Women can now apply for office hours with either female founders or VCs. In those sessions, they can get tactical fundraising advice and pitch practice — and the sessions can occur in person or remotely. If any of the mentors find a company particularly compelling, that company’s information will be circulated to the entire network, helping open new doors and funding opportunities and helping women break into the inner network of top startup investors.
We’ve tried to incorporate intersectionality from the beginning. The experiences of women of color can be different than the experiences of white women. We let founders filter by women of color in the mentor network if they’d like to request mentoring from one of them.
In addition to the advice and connections, we’re hopeful that establishing this group can help amplify the voices of the amazing founders in the group. When I was starting out as a founder, I found myself wanting female founder role models who were further along than me. Starting a company is hard enough, but when you don’t see a lot of people that look like you starting and succeeding, it can be unwelcoming. I’m hopeful that the women in this group can serve as inspiration for more women to believe they can take the plunge and start a company as well.
To that end, we’ve made it easy to follow all the women in the female founder and female VC group on Twitter with one click.
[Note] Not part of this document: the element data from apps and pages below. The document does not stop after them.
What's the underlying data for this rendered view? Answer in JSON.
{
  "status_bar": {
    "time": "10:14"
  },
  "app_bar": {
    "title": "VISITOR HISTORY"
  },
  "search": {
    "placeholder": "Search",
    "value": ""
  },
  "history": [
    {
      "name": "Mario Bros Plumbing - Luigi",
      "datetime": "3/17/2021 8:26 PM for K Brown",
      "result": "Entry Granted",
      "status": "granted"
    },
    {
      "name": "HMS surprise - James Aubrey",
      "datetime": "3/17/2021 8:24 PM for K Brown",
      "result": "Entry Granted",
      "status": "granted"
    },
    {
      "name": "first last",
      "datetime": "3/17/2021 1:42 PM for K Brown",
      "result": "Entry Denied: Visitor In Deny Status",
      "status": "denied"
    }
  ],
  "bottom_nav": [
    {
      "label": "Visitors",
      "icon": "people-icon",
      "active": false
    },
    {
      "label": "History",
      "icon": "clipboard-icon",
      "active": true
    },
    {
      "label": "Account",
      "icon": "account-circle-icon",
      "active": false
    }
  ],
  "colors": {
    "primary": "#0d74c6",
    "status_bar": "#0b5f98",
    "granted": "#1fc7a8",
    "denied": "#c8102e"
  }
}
If you are a female founder looking to fundraise or a female founder that has raised $2M+ that wants to mentor, we’d love to hear from you.